New major project on nanomaterials
Recently, it was announced that a consortium, led by Dr Siddharth Patwardhan of the Department of Chemical and Biological Engineering and containing Dr Sarah Staniland of our department, was awarded a £1.9 million collaborative project ‘Enabling manufacturing of Functional Nanomaterials using SynBio’ by the Engineering and Physical Sciences Research Council (ESPRC). Other universities involved in the project are the universities of Edinburgh and Strathclyde.
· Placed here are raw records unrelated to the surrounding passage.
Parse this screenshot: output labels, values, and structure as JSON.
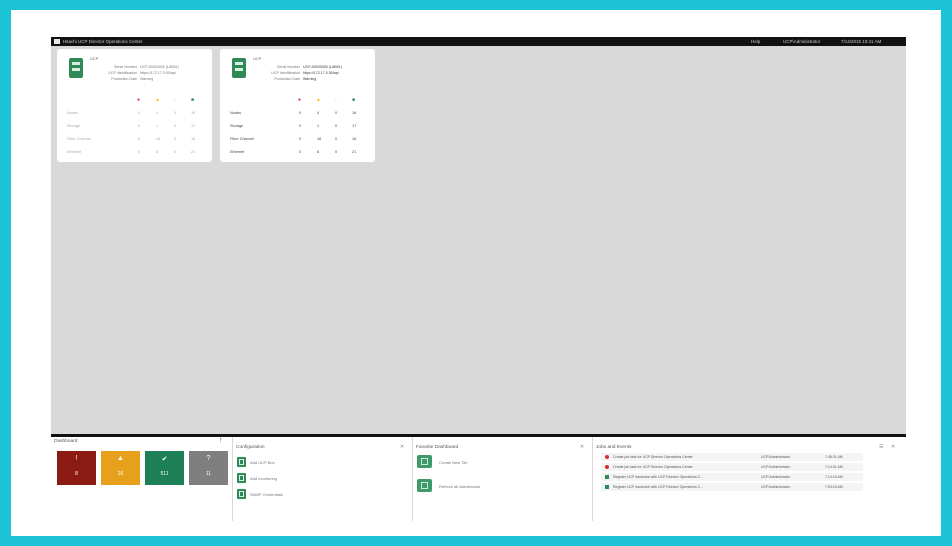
{
  "app": {
    "title": "Hitachi UCP Director Operations Center"
  },
  "topbar": {
    "item1": "Help",
    "item2": "UCP\\Administrator",
    "item3": "7/14/2015 10:41 AM"
  },
  "cards": [
    {
      "name": "UCP",
      "props": [
        {
          "key": "Serial Number",
          "value": "UCP-00000000 (LAB01)"
        },
        {
          "key": "UCP Identification",
          "value": "https://172.17.0.50/api"
        },
        {
          "key": "Production Date",
          "value": "Warning"
        }
      ],
      "rows": [
        {
          "label": "Nodes",
          "c": [
            "0",
            "4",
            "0",
            "16"
          ]
        },
        {
          "label": "Storage",
          "c": [
            "0",
            "1",
            "0",
            "17"
          ]
        },
        {
          "label": "Fibre Channel",
          "c": [
            "0",
            "16",
            "0",
            "16"
          ]
        },
        {
          "label": "Ethernet",
          "c": [
            "0",
            "8",
            "0",
            "21"
          ]
        }
      ]
    },
    {
      "name": "UCP",
      "props": [
        {
          "key": "Serial Number",
          "value": "UCP-00000000 (LAB01)"
        },
        {
          "key": "UCP Identification",
          "value": "https://172.17.0.50/api"
        },
        {
          "key": "Production Date",
          "value": "Warning"
        }
      ],
      "rows": [
        {
          "label": "Nodes",
          "c": [
            "0",
            "4",
            "0",
            "16"
          ]
        },
        {
          "label": "Storage",
          "c": [
            "0",
            "1",
            "0",
            "17"
          ]
        },
        {
          "label": "Fibre Channel",
          "c": [
            "0",
            "16",
            "0",
            "16"
          ]
        },
        {
          "label": "Ethernet",
          "c": [
            "0",
            "8",
            "0",
            "21"
          ]
        }
      ]
    }
  ],
  "dashboard": {
    "title": "Dashboard",
    "tiles": [
      {
        "icon": "!",
        "count": "8",
        "color": "#8b1a13"
      },
      {
        "icon": "▲",
        "count": "26",
        "color": "#e6a01b"
      },
      {
        "icon": "✔",
        "count": "511",
        "color": "#1c7f55"
      },
      {
        "icon": "?",
        "count": "11",
        "color": "#7f7f7f"
      }
    ]
  },
  "configuration": {
    "title": "Configuration",
    "items": [
      "Add UCP Box",
      "Add monitoring",
      "SNMP Credentials"
    ]
  },
  "frequent": {
    "title": "Favorite Dashboard",
    "items": [
      "Create New Tile",
      "Refresh all dashboards"
    ]
  },
  "jobs": {
    "title": "Jobs and Events",
    "rows": [
      {
        "status": "error",
        "desc": "Create job task for UCP Director Operations Center",
        "user": "UCP\\Administrator",
        "time": "7:48:31 AM"
      },
      {
        "status": "error",
        "desc": "Create job task for UCP Director Operations Center",
        "user": "UCP\\Administrator",
        "time": "7:14:31 AM"
      },
      {
        "status": "ok",
        "desc": "Register UCP hardware with UCP Director Operations C...",
        "user": "UCP\\Administrator",
        "time": "7:14:16 AM"
      },
      {
        "status": "ok",
        "desc": "Register UCP hardware with UCP Director Operations C...",
        "user": "UCP\\Administrator",
        "time": "7:03:16 AM"
      }
    ]
  },
  "colors": {
    "accent_frame": "#1cc3d4",
    "critical": "#d32f2f",
    "warning": "#f5c518",
    "ok": "#2f8a57"
  }
}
This new project will adopt a synthetic biology (SynBio) approach by harnessing biological principles to design advanced nanomaterials leading to novel manufacturing methods. In particular, SynBio will be used to make both Silica and Magnetic nanoparticles. Both nanomaterials are made in nature by diatoms and magnetic bacteria, respectively. However, although biological methods for nanomaterials synthesis are effective in reducing environmental burden, they are expensive, inefficient and/or currently not scalable to industrial production. In this new project they will research developing SynBio additions to standard synthetic methods to allow for scale up of the process in collaboration with computational modellers and scale-up engineers.
This is important, since such an approach will lead to the development of green production methods for nanomaterials which can allow greater control over materials properties, yet require less energy, produce less waste and are cost-effective. In particular, the SynBio process can reduce the manufacturing carbon footprint by 90%, thus providing a significant cost benefit to industry, while at the same time reducing CO2 emissions.
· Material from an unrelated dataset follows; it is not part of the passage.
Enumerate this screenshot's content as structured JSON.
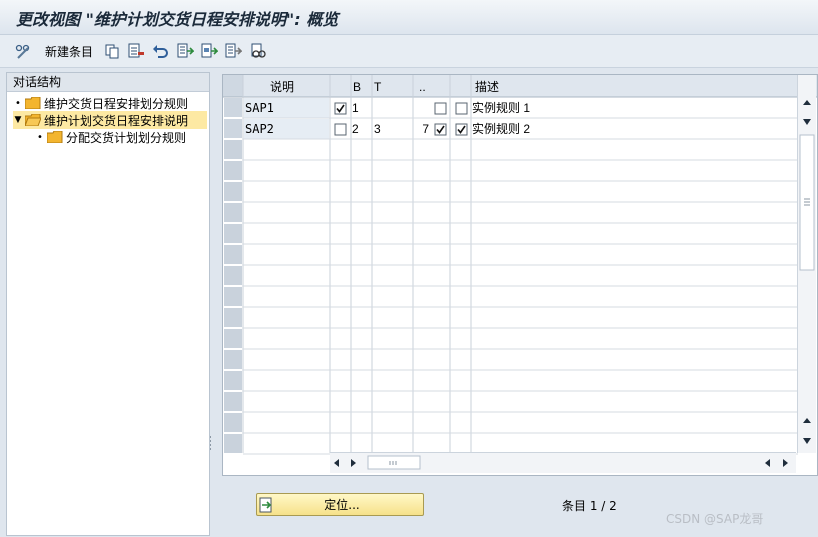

For more details, please see the interview with dr. Staniland below.